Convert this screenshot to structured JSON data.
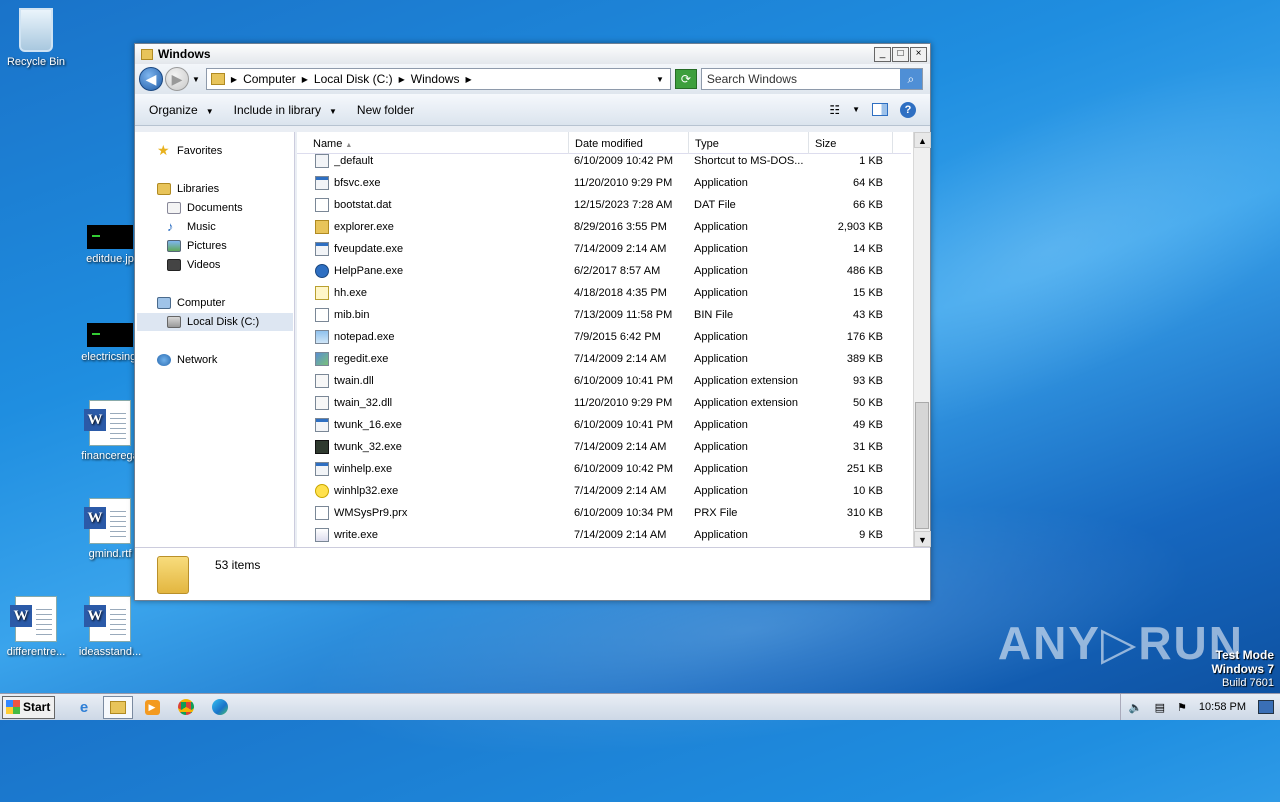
{
  "desktop": {
    "icons": [
      {
        "label": "Recycle Bin"
      },
      {
        "label": "editdue.jp"
      },
      {
        "label": "electricsingl"
      },
      {
        "label": "financerega"
      },
      {
        "label": "gmind.rtf"
      },
      {
        "label": "differentre..."
      },
      {
        "label": "ideasstand..."
      }
    ]
  },
  "window": {
    "title": "Windows",
    "controls": {
      "minimize": "_",
      "maximize": "□",
      "close": "×"
    },
    "address": {
      "crumbs": [
        "Computer",
        "Local Disk (C:)",
        "Windows"
      ]
    },
    "search": {
      "placeholder": "Search Windows"
    },
    "toolbar": {
      "organize": "Organize",
      "include": "Include in library",
      "newfolder": "New folder"
    }
  },
  "nav": {
    "favorites": "Favorites",
    "libraries": "Libraries",
    "documents": "Documents",
    "music": "Music",
    "pictures": "Pictures",
    "videos": "Videos",
    "computer": "Computer",
    "localdisk": "Local Disk (C:)",
    "network": "Network"
  },
  "columns": {
    "name": "Name",
    "date": "Date modified",
    "type": "Type",
    "size": "Size"
  },
  "files": [
    {
      "name": "_default",
      "date": "6/10/2009 10:42 PM",
      "type": "Shortcut to MS-DOS...",
      "size": "1 KB",
      "icon": "shortcut-icon"
    },
    {
      "name": "bfsvc.exe",
      "date": "11/20/2010 9:29 PM",
      "type": "Application",
      "size": "64 KB",
      "icon": "application-icon"
    },
    {
      "name": "bootstat.dat",
      "date": "12/15/2023 7:28 AM",
      "type": "DAT File",
      "size": "66 KB",
      "icon": "file-icon"
    },
    {
      "name": "explorer.exe",
      "date": "8/29/2016 3:55 PM",
      "type": "Application",
      "size": "2,903 KB",
      "icon": "folder-app-icon"
    },
    {
      "name": "fveupdate.exe",
      "date": "7/14/2009 2:14 AM",
      "type": "Application",
      "size": "14 KB",
      "icon": "application-icon"
    },
    {
      "name": "HelpPane.exe",
      "date": "6/2/2017 8:57 AM",
      "type": "Application",
      "size": "486 KB",
      "icon": "help-icon"
    },
    {
      "name": "hh.exe",
      "date": "4/18/2018 4:35 PM",
      "type": "Application",
      "size": "15 KB",
      "icon": "help-doc-icon"
    },
    {
      "name": "mib.bin",
      "date": "7/13/2009 11:58 PM",
      "type": "BIN File",
      "size": "43 KB",
      "icon": "file-icon"
    },
    {
      "name": "notepad.exe",
      "date": "7/9/2015 6:42 PM",
      "type": "Application",
      "size": "176 KB",
      "icon": "notepad-icon"
    },
    {
      "name": "regedit.exe",
      "date": "7/14/2009 2:14 AM",
      "type": "Application",
      "size": "389 KB",
      "icon": "regedit-icon"
    },
    {
      "name": "twain.dll",
      "date": "6/10/2009 10:41 PM",
      "type": "Application extension",
      "size": "93 KB",
      "icon": "dll-icon"
    },
    {
      "name": "twain_32.dll",
      "date": "11/20/2010 9:29 PM",
      "type": "Application extension",
      "size": "50 KB",
      "icon": "dll-icon"
    },
    {
      "name": "twunk_16.exe",
      "date": "6/10/2009 10:41 PM",
      "type": "Application",
      "size": "49 KB",
      "icon": "application-icon"
    },
    {
      "name": "twunk_32.exe",
      "date": "7/14/2009 2:14 AM",
      "type": "Application",
      "size": "31 KB",
      "icon": "twunk-icon"
    },
    {
      "name": "winhelp.exe",
      "date": "6/10/2009 10:42 PM",
      "type": "Application",
      "size": "251 KB",
      "icon": "application-icon"
    },
    {
      "name": "winhlp32.exe",
      "date": "7/14/2009 2:14 AM",
      "type": "Application",
      "size": "10 KB",
      "icon": "question-icon"
    },
    {
      "name": "WMSysPr9.prx",
      "date": "6/10/2009 10:34 PM",
      "type": "PRX File",
      "size": "310 KB",
      "icon": "file-icon"
    },
    {
      "name": "write.exe",
      "date": "7/14/2009 2:14 AM",
      "type": "Application",
      "size": "9 KB",
      "icon": "write-icon"
    }
  ],
  "status": {
    "count": "53 items"
  },
  "taskbar": {
    "start": "Start",
    "clock": "10:58 PM"
  },
  "watermark": {
    "brand": "ANY▷RUN",
    "testmode": "Test Mode",
    "os": "Windows 7",
    "build": "Build 7601"
  },
  "colors": {
    "desktop": "#1f8ee0",
    "selection": "#dde6f2",
    "accent": "#1e5aa6"
  }
}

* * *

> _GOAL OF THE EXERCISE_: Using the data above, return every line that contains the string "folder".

> _THE ANSWER_:
      "newfolder": "New folder"
      "icon": "folder-app-icon"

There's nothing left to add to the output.